Sad but true insight into organisational software development
I am not a skeptic or nay-sayer by nature, but found Politics-Oriented Software Development right on the money, especially when it comes to the politics of software development. And to top it, the article is quite well written.
Could this be the prime reason for major IT failures in government IT projects than usual suspects such as complexity, changing technologies, massive scope and poor planning?
Although I would not want this article to influence my own work habits too much, it is hard to ignore its insights, some of which are reproduced below:
On individual's Goals:
Real world companies are made up of individuals working for their own goals: career advancement, more money, or just the chance to slack off. Occasionally it may be in someone's interest to build a successful project. Usually it's more useful to sabotage it.
On disguising true intent of certain actions:
Because everyone has to pay lip service to the good of the company, deliberate sabotage has to be disguised as incidental sabotage.
On timing of certain actions:
Also remember that someone who points out a problem early is a troublemaker; someone who fixes a problem at the last minute is a hero.
On apparent conflict of motivations:
The project manager only needs it to work in the short term: he doesn't care if it's easy to maintain. However, an unmaintainable project can be a trap for a developer, who might spend years making tiny changes.
The one I liked most, and can relate to, is on the threat of getting fired:
Threats are likely to be empty in the short term, and quickly forgotten when the project is over. As part of his empire, you are contributing to his status: he doesn't want to get rid of you even if you're useless.

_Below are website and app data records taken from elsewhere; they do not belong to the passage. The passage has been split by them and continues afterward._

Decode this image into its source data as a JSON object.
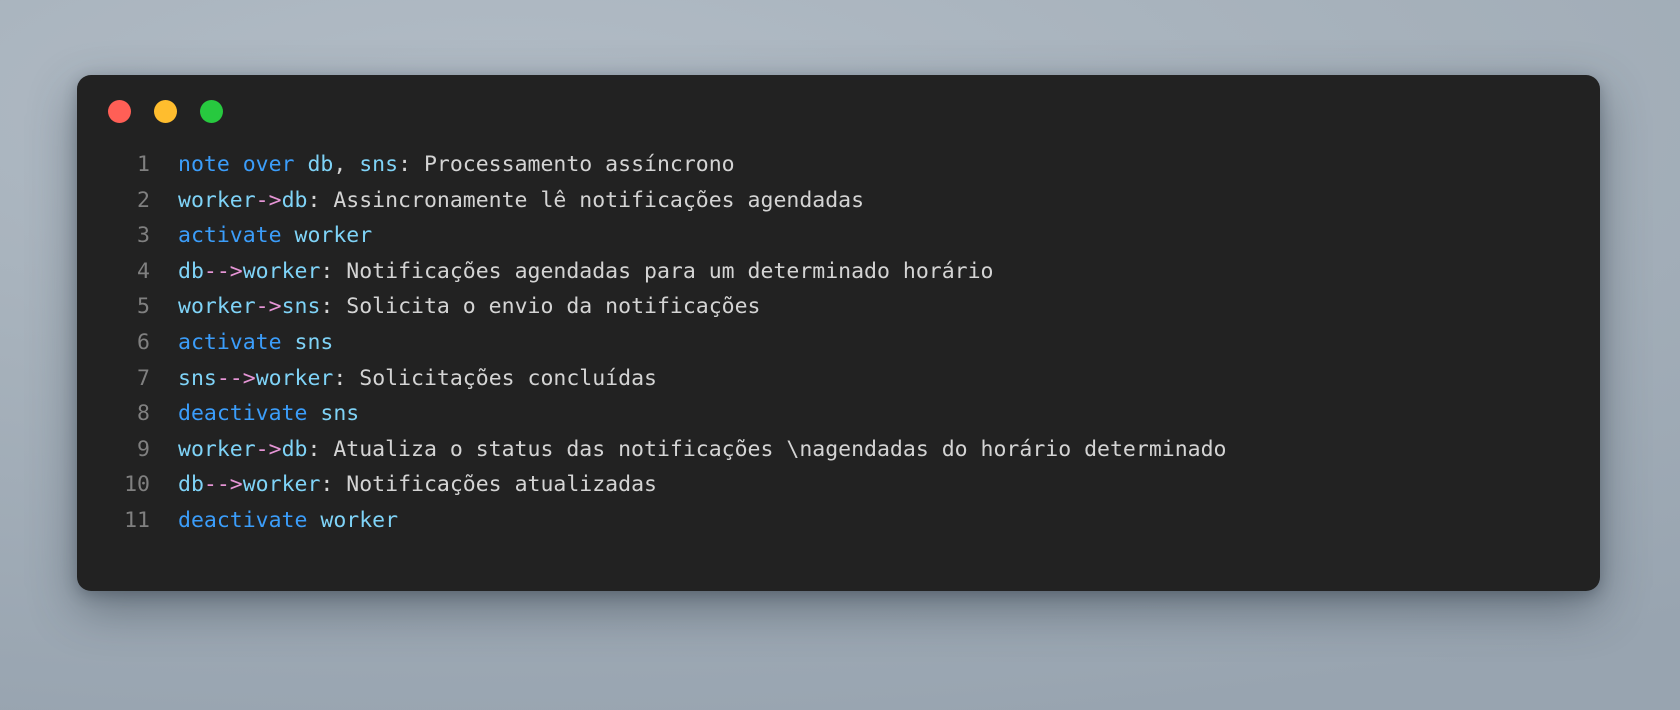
{
  "window": {
    "background_color": "#222222",
    "desktop_color": "#a6b1bb",
    "traffic_lights": [
      {
        "name": "close",
        "color": "#ff5f56",
        "label": "Close"
      },
      {
        "name": "minimize",
        "color": "#ffbd2e",
        "label": "Minimize"
      },
      {
        "name": "maximize",
        "color": "#27c93f",
        "label": "Maximize"
      }
    ]
  },
  "editor": {
    "language": "sequence-diagram",
    "colors": {
      "keyword": "#3b9dfa",
      "actor": "#7fd3f7",
      "arrow": "#e695d6",
      "text": "#d4d4d4",
      "gutter": "#808080"
    },
    "lines": [
      {
        "number": "1",
        "plain": "note over db, sns: Processamento assíncrono",
        "tokens": [
          {
            "t": "note over ",
            "c": "keyword"
          },
          {
            "t": "db",
            "c": "actor"
          },
          {
            "t": ", ",
            "c": "punct"
          },
          {
            "t": "sns",
            "c": "actor"
          },
          {
            "t": ": Processamento assíncrono",
            "c": "text"
          }
        ]
      },
      {
        "number": "2",
        "plain": "worker->db: Assincronamente lê notificações agendadas",
        "tokens": [
          {
            "t": "worker",
            "c": "actor"
          },
          {
            "t": "->",
            "c": "arrow"
          },
          {
            "t": "db",
            "c": "actor"
          },
          {
            "t": ": Assincronamente lê notificações agendadas",
            "c": "text"
          }
        ]
      },
      {
        "number": "3",
        "plain": "activate worker",
        "tokens": [
          {
            "t": "activate ",
            "c": "keyword"
          },
          {
            "t": "worker",
            "c": "actor"
          }
        ]
      },
      {
        "number": "4",
        "plain": "db-->worker: Notificações agendadas para um determinado horário",
        "tokens": [
          {
            "t": "db",
            "c": "actor"
          },
          {
            "t": "-->",
            "c": "arrow"
          },
          {
            "t": "worker",
            "c": "actor"
          },
          {
            "t": ": Notificações agendadas para um determinado horário",
            "c": "text"
          }
        ]
      },
      {
        "number": "5",
        "plain": "worker->sns: Solicita o envio da notificações",
        "tokens": [
          {
            "t": "worker",
            "c": "actor"
          },
          {
            "t": "->",
            "c": "arrow"
          },
          {
            "t": "sns",
            "c": "actor"
          },
          {
            "t": ": Solicita o envio da notificações",
            "c": "text"
          }
        ]
      },
      {
        "number": "6",
        "plain": "activate sns",
        "tokens": [
          {
            "t": "activate ",
            "c": "keyword"
          },
          {
            "t": "sns",
            "c": "actor"
          }
        ]
      },
      {
        "number": "7",
        "plain": "sns-->worker: Solicitações concluídas",
        "tokens": [
          {
            "t": "sns",
            "c": "actor"
          },
          {
            "t": "-->",
            "c": "arrow"
          },
          {
            "t": "worker",
            "c": "actor"
          },
          {
            "t": ": Solicitações concluídas",
            "c": "text"
          }
        ]
      },
      {
        "number": "8",
        "plain": "deactivate sns",
        "tokens": [
          {
            "t": "deactivate ",
            "c": "keyword"
          },
          {
            "t": "sns",
            "c": "actor"
          }
        ]
      },
      {
        "number": "9",
        "plain": "worker->db: Atualiza o status das notificações \\nagendadas do horário determinado",
        "tokens": [
          {
            "t": "worker",
            "c": "actor"
          },
          {
            "t": "->",
            "c": "arrow"
          },
          {
            "t": "db",
            "c": "actor"
          },
          {
            "t": ": Atualiza o status das notificações \\nagendadas do horário determinado",
            "c": "text"
          }
        ]
      },
      {
        "number": "10",
        "plain": "db-->worker: Notificações atualizadas",
        "tokens": [
          {
            "t": "db",
            "c": "actor"
          },
          {
            "t": "-->",
            "c": "arrow"
          },
          {
            "t": "worker",
            "c": "actor"
          },
          {
            "t": ": Notificações atualizadas",
            "c": "text"
          }
        ]
      },
      {
        "number": "11",
        "plain": "deactivate worker",
        "tokens": [
          {
            "t": "deactivate ",
            "c": "keyword"
          },
          {
            "t": "worker",
            "c": "actor"
          }
        ]
      }
    ]
  }
}
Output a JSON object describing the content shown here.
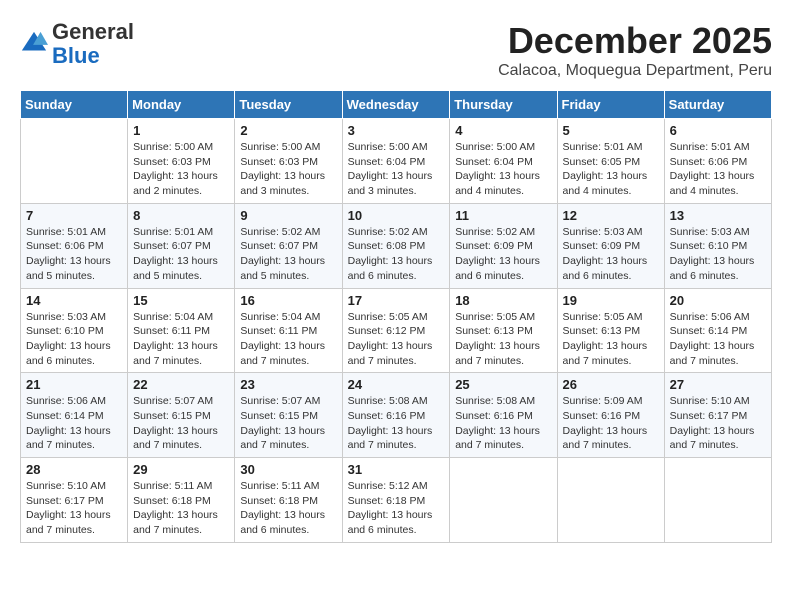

You're only likely to be fired if the company as a whole is reducing numbers, and in that case no amount of work guarantees safety.